For this reason, businesses are advised to include remote workers in their corporate events, even via video conferencing. It is truer now, as everything is now done through video conferencing as we wait for things to get back to normal.

Although this will not replace physical interaction, it helps foster team unity for all your workers. Maintaining group chats, use collaboration tools, and using online messaging boards to keep communications open and support remote staff-relationship building.

4. Remote work demands high-performing team managers.

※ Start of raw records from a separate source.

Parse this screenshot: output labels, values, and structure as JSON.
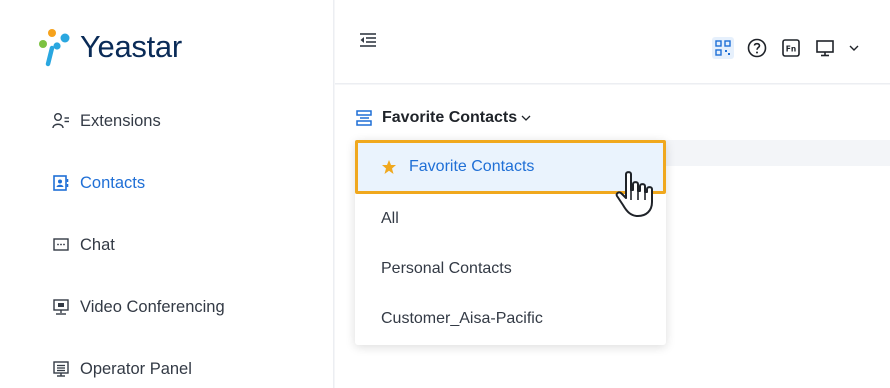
{
  "app": {
    "brand": "Yeastar"
  },
  "colors": {
    "accent": "#1f6fd6",
    "highlight_border": "#f0a81e",
    "brand_text": "#0a2b57"
  },
  "sidebar": {
    "items": [
      {
        "label": "Extensions",
        "icon": "user-list-icon",
        "active": false
      },
      {
        "label": "Contacts",
        "icon": "contact-book-icon",
        "active": true
      },
      {
        "label": "Chat",
        "icon": "chat-icon",
        "active": false
      },
      {
        "label": "Video Conferencing",
        "icon": "video-conference-icon",
        "active": false
      },
      {
        "label": "Operator Panel",
        "icon": "operator-panel-icon",
        "active": false
      }
    ]
  },
  "topbar": {
    "icons": [
      "collapse-menu-icon",
      "qr-code-icon",
      "help-icon",
      "function-key-icon",
      "monitor-icon",
      "chevron-down-icon"
    ]
  },
  "contacts": {
    "selector_label": "Favorite Contacts",
    "dropdown": {
      "options": [
        {
          "label": "Favorite Contacts",
          "selected": true
        },
        {
          "label": "All",
          "selected": false
        },
        {
          "label": "Personal Contacts",
          "selected": false
        },
        {
          "label": "Customer_Aisa-Pacific",
          "selected": false
        }
      ]
    }
  }
}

As mentioned earlier, remote puts a higher demand upon managers. Results and outcomes will be the focus instead of an employee’s busyness. Managers sometimes tend to give remote workers were given responsibilities beyond the job description or project details to compensate for the lack of physical monitoring, which is not reasonable.

Owners or managers must be able to set clear work expectations and responsibilities for the remote worker’s protection.

5. Savings from overhead expenses.

As mentioned, the company’s overhead expenses are lessened significantly because of remote working. The company will be able to save much money on office space rent (usually located on prime real estate), electricity costs, office equipment procurement, and other utility bills.

Business owners can also save up on devices and software purchased and installed because these expenses are shouldered by remote workers. In fact, productivity tools such as Microsoft Windows 10 and Microsoft Office 365 experienced an increase in sales since parents are not the only ones going remote but also their children that are doing distance learning.

Depending on the arrangement between the employer and the remote worker, these expenses can be included in the remote worker’s pay. It can also come as a separate expense shouldered by the company.

Expensive server set-ups and maintenance costs are also lessened because the remote workers take charge of maintaining their equipment. Automation software increased in sales as well, as businesses had looked for touchless solutions to adapt to remote work set-up.

Conclusion: Remote Work is the New Normal

Whether people revert to traditional working set-up after the pandemic threat, there is no doubt that remote working is here to stay. It is part of our new normal and will even continue to increase.

As communication technologies continue to improve and develop, it will help remote workers provide quality services. As businesses move forward, virtual teams will become ideal in today’s workforce.

There will be a greater emphasis on work output, the excellence of communication, and quick feedback within the workforce rather than hours rendered.

Remote work is here to stay. It will continue to broaden its grip on the global economy as modernization continues to permeate the workplace, breaking traditional work parameters, breaking new ground on more flexible ways to earn a living in this digital world.